About a year-and-a-half ago, this Brooklyn squall-n-throb trio dropped an album that, like the near-blinding fireball on its cover, obliterated everything they'd done before, leaving their previous efforts in a smoldering heap. Each One Teach One dared to take the psych spotlight off Japan for a moment. That album's 58 or so minutes of largely instrumental, one- and two-chord -- sometimes one- and two-key -- organ-heavy excursions into repetition's icier hemispheres was bound to be a tough act to follow.
Yet Oneida followed it anyway, bringing us to Secret Wars, an album that can't help but be a disappointment. First, the bad stuff. When it comes to vocals, there's nobody in this band whose voice is any match for the syrupy distorted sludge oozing out from behind the mike. Whatever it is they're singing about here, they don't mean it, though they want to. Also, unlike Teach One, or Y2K's Royal Trux-ish guit-fest, C'Mon Everybody Let's Rock, the overall sound of this disc is lacking, as if they've purposely denied us the ability to wallow around, get sticky and emerge filthy but better for it.

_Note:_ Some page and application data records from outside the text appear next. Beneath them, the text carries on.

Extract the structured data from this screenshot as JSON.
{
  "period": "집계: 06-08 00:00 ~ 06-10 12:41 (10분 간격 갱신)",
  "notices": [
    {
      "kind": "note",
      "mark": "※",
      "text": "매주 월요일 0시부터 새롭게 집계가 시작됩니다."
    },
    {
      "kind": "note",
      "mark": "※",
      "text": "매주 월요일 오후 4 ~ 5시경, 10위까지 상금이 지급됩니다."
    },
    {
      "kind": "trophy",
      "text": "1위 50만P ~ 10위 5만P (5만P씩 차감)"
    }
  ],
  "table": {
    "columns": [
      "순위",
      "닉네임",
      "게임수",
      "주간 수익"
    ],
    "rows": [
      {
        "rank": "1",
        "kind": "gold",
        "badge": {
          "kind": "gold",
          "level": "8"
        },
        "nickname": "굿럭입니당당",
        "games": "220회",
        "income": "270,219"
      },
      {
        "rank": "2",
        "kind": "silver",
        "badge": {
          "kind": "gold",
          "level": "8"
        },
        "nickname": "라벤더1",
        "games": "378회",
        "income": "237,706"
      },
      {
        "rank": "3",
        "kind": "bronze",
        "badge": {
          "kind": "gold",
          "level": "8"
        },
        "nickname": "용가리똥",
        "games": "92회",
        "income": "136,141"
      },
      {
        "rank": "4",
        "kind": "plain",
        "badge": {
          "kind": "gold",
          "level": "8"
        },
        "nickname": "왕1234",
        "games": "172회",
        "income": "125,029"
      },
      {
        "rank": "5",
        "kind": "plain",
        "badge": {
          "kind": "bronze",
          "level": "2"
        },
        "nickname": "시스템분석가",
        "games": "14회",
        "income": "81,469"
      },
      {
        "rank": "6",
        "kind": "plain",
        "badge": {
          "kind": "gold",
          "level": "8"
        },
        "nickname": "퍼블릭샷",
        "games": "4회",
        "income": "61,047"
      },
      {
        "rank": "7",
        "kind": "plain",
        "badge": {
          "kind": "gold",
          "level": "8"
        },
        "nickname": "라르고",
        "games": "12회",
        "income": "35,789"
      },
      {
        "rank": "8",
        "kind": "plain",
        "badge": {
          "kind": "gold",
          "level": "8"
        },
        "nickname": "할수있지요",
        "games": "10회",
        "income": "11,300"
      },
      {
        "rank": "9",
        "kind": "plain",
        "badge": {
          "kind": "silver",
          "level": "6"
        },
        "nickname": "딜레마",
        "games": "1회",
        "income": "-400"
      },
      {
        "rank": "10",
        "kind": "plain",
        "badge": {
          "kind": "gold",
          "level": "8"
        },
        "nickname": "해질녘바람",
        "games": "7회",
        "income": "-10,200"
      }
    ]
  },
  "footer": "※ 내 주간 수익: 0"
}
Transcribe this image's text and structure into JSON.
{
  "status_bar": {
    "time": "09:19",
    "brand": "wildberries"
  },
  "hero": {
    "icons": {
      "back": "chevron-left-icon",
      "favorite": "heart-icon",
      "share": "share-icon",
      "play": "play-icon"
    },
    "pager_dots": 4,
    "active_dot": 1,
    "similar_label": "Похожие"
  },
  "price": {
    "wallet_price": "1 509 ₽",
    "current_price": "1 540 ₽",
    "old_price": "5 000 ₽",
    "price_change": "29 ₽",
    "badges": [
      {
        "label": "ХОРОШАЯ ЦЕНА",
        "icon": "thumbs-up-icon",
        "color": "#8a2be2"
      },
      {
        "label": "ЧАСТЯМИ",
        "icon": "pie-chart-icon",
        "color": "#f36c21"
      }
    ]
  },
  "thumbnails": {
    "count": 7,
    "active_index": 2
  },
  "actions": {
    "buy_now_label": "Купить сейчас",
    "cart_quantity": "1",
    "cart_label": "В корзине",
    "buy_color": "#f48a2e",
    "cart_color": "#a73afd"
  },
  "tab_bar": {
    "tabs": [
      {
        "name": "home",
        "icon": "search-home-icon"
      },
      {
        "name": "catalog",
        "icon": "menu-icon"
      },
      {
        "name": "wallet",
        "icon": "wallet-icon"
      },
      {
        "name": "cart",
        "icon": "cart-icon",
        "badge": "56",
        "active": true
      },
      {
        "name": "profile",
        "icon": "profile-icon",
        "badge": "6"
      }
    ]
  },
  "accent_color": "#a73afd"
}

But it's far from being a clunker. "Wild Horses" (not the Stones cover) moves backward and re-emphasizes the guitar, with a nod in the direction of would-be rock gods, Come. "The Winter Shaker" shows with one chord, slammed home repeatedly, why rock is not about subtlety. Yet it's the album's 14-plus-minute instrumental closer, "Changes in the City," that truly salvages Secret Wars, bringing relief to any one of us who craved the fury of the last album and were getting kinda worried, as Secret Wars' tracks trudged past, that we might not get it.